- **EXERCISE**
Given the records below, pull every line with the word "circle" into the answer.

Start of DATA FOR PROCESSING

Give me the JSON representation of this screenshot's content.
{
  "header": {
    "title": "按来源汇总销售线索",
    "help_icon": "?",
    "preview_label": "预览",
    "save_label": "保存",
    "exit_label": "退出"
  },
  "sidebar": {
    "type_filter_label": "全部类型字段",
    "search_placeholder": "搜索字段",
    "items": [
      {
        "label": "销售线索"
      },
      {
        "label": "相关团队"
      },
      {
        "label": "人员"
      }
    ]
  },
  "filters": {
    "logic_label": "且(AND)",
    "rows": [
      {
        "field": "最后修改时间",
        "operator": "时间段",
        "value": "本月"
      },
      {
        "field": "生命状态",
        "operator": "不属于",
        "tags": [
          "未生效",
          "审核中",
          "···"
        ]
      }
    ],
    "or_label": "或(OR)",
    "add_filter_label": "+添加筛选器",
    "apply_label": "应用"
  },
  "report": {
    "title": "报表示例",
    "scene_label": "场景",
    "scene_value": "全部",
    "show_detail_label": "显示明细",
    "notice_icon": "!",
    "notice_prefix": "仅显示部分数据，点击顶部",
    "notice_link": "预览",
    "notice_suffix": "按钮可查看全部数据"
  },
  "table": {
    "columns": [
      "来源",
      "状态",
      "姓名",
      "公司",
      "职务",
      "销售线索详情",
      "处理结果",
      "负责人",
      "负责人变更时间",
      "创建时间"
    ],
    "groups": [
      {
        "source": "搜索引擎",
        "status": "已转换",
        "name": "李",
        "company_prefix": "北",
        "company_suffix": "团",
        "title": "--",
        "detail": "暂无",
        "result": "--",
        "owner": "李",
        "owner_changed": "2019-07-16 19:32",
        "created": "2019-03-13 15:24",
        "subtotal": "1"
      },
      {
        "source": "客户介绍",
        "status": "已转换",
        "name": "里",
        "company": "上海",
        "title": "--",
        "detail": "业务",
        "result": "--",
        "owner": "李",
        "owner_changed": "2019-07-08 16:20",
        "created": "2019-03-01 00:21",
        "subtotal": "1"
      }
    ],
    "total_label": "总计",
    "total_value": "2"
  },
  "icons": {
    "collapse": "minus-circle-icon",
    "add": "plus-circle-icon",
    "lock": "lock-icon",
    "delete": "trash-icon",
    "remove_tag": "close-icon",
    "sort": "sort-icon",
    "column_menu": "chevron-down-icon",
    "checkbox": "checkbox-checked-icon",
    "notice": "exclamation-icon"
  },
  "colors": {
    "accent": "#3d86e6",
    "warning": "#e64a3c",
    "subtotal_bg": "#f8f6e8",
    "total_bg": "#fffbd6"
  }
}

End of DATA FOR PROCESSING

- **EXERCISE ANSWER**
    "collapse": "minus-circle-icon",
    "add": "plus-circle-icon",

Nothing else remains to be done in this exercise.